*WHAT THIS TASK INVOLVES*:
Please copy each line of the records below that includes the word "handle".

*RECORDS SHOWN*:

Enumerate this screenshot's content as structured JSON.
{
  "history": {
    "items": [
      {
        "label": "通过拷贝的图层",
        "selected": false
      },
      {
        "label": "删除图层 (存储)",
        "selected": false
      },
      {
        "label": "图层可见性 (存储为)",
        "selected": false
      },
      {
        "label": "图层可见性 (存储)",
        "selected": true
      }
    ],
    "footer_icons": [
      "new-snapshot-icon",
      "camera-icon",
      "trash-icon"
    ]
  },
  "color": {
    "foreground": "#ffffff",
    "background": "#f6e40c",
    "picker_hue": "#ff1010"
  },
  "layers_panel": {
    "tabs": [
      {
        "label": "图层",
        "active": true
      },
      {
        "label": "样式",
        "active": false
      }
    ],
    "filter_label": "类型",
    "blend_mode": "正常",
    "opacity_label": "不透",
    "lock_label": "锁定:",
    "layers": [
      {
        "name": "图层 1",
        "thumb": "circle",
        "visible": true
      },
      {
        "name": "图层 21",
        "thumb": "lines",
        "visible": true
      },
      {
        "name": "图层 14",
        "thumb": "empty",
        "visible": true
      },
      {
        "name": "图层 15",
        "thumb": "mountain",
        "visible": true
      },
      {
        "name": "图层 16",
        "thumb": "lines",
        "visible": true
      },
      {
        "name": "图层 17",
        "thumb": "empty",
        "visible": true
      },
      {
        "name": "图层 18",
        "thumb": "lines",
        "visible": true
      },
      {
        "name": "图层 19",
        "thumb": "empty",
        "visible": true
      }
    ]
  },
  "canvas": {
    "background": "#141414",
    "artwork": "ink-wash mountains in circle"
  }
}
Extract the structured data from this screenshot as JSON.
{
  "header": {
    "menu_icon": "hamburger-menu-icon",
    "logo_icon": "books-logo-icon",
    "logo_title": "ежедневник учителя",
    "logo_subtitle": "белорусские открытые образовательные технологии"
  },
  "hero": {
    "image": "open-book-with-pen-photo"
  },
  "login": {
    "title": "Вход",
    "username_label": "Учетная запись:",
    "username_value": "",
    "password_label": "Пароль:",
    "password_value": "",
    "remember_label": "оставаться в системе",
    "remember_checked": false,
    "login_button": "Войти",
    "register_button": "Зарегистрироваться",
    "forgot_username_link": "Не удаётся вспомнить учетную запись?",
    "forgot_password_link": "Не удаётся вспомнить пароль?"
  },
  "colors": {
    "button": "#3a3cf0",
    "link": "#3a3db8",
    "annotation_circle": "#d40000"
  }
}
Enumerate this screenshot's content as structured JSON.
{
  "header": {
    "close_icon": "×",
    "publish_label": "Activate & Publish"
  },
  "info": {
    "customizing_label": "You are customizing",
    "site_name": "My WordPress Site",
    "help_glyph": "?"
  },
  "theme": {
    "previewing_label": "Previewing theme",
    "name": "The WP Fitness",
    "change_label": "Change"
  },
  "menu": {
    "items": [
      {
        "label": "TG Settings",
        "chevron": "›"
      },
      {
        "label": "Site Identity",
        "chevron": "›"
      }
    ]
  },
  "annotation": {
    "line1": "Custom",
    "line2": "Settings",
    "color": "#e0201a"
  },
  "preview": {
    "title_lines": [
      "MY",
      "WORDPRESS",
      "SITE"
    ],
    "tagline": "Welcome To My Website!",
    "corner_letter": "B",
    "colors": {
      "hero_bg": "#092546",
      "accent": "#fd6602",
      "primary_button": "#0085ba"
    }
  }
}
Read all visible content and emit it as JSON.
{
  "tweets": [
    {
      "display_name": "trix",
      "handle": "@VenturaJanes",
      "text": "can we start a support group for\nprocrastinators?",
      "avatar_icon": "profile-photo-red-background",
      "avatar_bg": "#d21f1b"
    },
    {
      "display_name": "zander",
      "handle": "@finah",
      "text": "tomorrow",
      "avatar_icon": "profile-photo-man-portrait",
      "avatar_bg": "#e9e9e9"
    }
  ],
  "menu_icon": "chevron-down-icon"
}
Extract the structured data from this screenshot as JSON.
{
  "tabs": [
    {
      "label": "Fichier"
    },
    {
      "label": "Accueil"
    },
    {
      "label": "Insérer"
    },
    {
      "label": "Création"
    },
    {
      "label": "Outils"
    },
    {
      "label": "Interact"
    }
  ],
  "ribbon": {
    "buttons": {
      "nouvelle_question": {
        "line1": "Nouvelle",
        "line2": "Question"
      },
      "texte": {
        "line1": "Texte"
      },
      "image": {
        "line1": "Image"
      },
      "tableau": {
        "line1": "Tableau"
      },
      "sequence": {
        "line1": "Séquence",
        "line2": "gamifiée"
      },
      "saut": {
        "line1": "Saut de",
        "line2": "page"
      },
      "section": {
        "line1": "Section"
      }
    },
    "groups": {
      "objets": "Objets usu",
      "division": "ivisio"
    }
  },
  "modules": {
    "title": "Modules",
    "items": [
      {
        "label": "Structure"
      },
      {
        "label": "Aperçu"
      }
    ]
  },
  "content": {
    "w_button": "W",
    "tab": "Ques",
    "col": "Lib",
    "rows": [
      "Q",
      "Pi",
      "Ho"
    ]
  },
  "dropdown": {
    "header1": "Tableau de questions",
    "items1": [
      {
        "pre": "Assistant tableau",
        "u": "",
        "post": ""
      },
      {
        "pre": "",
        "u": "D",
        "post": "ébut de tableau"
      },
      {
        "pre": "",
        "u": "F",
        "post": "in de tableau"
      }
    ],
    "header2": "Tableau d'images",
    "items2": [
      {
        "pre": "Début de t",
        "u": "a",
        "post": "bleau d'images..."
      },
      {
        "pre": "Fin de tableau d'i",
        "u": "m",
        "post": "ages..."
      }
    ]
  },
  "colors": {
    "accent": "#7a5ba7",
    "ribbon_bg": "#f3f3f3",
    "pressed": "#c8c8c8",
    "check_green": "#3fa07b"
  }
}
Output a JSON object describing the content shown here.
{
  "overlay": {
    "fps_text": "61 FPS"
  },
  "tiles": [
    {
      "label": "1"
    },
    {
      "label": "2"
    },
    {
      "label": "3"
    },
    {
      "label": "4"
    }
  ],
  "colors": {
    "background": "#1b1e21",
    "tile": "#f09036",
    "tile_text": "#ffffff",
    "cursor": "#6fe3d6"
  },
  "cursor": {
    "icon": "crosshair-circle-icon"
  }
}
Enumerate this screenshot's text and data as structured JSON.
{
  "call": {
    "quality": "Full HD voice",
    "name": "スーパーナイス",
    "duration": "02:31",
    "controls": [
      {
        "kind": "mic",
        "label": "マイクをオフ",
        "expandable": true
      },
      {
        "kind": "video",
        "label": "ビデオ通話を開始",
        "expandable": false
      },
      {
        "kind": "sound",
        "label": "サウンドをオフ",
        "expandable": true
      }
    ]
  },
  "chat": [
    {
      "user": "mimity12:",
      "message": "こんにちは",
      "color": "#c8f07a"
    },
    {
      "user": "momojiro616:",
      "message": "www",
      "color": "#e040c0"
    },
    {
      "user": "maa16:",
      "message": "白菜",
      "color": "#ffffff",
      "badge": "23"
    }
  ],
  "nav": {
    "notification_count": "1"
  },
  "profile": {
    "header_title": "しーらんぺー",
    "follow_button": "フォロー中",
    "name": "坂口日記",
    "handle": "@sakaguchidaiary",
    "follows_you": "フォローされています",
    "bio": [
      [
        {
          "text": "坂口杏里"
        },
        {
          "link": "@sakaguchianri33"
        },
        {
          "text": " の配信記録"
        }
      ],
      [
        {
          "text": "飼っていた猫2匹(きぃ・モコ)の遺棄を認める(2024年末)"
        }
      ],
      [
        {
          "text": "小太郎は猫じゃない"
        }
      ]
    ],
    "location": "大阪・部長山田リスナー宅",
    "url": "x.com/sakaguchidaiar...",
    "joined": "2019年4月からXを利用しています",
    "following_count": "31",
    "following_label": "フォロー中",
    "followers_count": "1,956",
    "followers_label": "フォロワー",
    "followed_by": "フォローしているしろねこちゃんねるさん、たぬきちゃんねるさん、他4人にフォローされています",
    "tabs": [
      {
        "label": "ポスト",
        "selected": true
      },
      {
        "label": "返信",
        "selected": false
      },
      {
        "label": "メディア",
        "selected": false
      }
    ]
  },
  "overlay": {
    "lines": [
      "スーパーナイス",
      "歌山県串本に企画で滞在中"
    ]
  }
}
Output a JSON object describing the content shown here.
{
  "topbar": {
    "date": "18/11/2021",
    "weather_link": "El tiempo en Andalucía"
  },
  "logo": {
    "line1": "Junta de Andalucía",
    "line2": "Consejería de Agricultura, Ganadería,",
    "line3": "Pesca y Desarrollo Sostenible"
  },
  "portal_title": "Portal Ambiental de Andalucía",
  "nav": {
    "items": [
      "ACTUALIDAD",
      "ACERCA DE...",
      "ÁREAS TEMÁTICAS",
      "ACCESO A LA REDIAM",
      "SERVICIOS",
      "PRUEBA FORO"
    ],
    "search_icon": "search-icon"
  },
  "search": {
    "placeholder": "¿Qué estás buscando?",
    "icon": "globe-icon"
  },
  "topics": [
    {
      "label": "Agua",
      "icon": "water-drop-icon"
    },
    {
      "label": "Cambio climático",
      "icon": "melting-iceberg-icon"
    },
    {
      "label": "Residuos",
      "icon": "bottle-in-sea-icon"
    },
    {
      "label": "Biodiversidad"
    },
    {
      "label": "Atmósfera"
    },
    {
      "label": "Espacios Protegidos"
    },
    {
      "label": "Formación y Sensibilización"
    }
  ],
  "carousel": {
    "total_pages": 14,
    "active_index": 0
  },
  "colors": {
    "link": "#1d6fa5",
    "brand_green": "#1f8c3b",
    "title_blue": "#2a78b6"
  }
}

*SOLUTION FOR THIS PROBLEM*:
      "handle": "@VenturaJanes",
      "handle": "@finah",
    "handle": "@sakaguchidaiary",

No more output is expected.